“More volume, Sasha, more volume!!” How many times have you found yourself shouting this from the audience when rehearsing with your young actors? If you’re like me, MANY TIMES. By far one of the biggest challenges when rehearsing with kids is getting them to speak loud enough for the audience to hear. It’s not natural to speak in a “stage voice”, so it takes practice and a lot reminding. Below are 5 fun and effective ways to get your young actors to keep their vocal energy up!
1. Utilize Blocking. If a scene allows for it, consider staging kids a little farther apart if they have a dialogue exchange. Often if kids are right next to each other they’ll automatically resort to their normal “talking to a friend” voice. However if they’re farther apart on stage, their natural inclination will be to speak louder. This is particularly effective if you have a hero/villain conflict.
2. Arden the Ant. I often rehearse in an auditorium where there is almost always a clock high up on the far back wall. I like to invent an imaginary character, Arden the Ant, who lives up on the that clock and has the tiniest ears. Arden LOVES stories, and so badly wants to enjoy the play. Make sure you speak loud enough so that Arden can hear! Do it for Arden! (No clock? Try an exit sign, a school banner, etc.)
3. Imitation. Imitation is sometimes a quick and easy way to help a kid understand what it feels like to speak at a loud volume. Tell the actor to copy exactly how you say the line. First say it in a normal, quiet voice (the actor repeats). Then say it in a super loud projecting voice (the actor repeats). Tell the actor to remember that energy, that’s what every line should feel like.
4. Student Volume Test. Ask an actor who isn’t in a scene to sit in the back row of the auditorium. Tell him his role is the “volume tester”. Every so often say “freeze” during rehearsal, turn towards the kids in the back row and say “volume test”. The kid will either put thumbs up or thumbs down, depending on whether he could hear the lines. Adjust accordingly. (Another option is to have a full rehearsal where you tell all the actors if you’re not in a scene, you should sit in the back row of the audience. After rehearsal have them reflect on what they thought about the volume. This will help them understand WHY it’s so important to speak loudly.)
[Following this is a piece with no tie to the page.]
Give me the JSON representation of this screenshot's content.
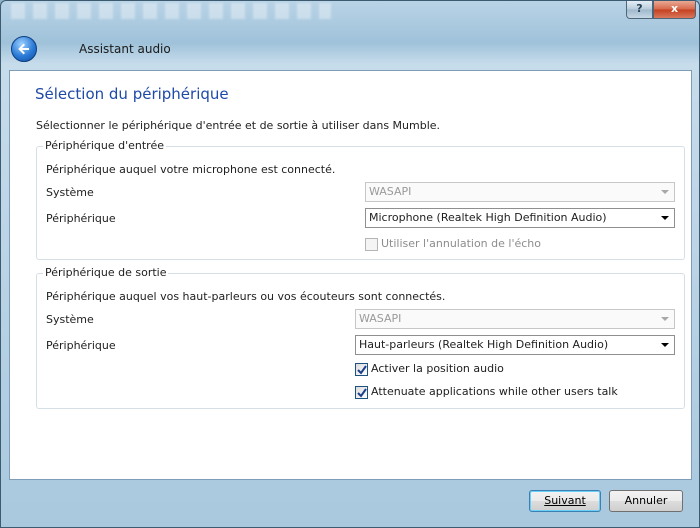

5. High Energy Warm-Up. Before a performance, it’s important that kids are in a high-energy mindset. As close to the curtain time as you can, lead a warm-up that gets them pumped up vocally and physically. Practice making dramatic expressions and lead an ensemble building high-energy call and response. Do you have other techniques you have found to be effective? Would love to hear it, leave a comment below! Written by Denver Casado — Looking for more creative drama ideas? Check out our refreshing collection of new musicals for kids to perform.
9 thoughts on “5 Ways to Help Your Kids Project Their Voice on Stage”
Any drama teaching/acting training ideas always good to receive.
We play a game called “This Is My Stage Voice.” Before playing the game we discuss the difference between a stage voice and shouting: shouting sounds ugly and hurts your voice, a stage voice doesn’t hurt your voice and sounds GOOD! Then we play the game:
First we put finger on lips and softly say, “This is my quiet voice, but…” and then hold up muscle arms and project loudly, “THIS IS MY STAGE VOICE!” Then we hold arms as if rocking a baby, and say, “This is my baby’s sleeping voice, but…” make muscle arms and project loudly, “THIS IS MY STAGE VOICE!” Repeat with holding hands like a book and “This is my library voice, but…”, scribble frantically with a pencil and “This is my taking a test voice, but…” and my students’ favorite– hold hand on forehead and say “This is Miss Shauna has a headache, but…”
Thanks for all the other great ideas!
Thanks for the great suggestion, Shauna!
This is GREAT! WOW! THANK YOU!
We’ve got our voices down in numbers, with 1 being a stage whisper, 2 is below normal. 3 is our normal voice. 4 is good but 5 is the best stage voice ever! Children tend to be able to relate to this numbering rather than go with :louder!
Thank you this does really help out
To practice at home, tell kids to go to the farthest place away from their mom, dad, sister, grandma, etc and say their lines.
( the front of the house to the back door,
Can your relative hear you?
Are you shouting?
This is a super way to memorize lines also.
Unless your school, am dram group or whatever is very well endowed, chances are that your performing space is difficult to access until close to the performance (it’s used for sports, exams, assembly or whatever). But use whatever means you can to get into it so that the children associate performing with a big and slightly unfamiliar space rather than their normal – possibly small – classroom.
I have one child go out of the room and say a nonsense sentence behind the closed door that the others in the room have to repeat.
With younger kids I have the child give directions to the others through the closed door. Exp: Hop on one foot 12 times. Flap your arms like a turkey. Laugh like crazy, etc.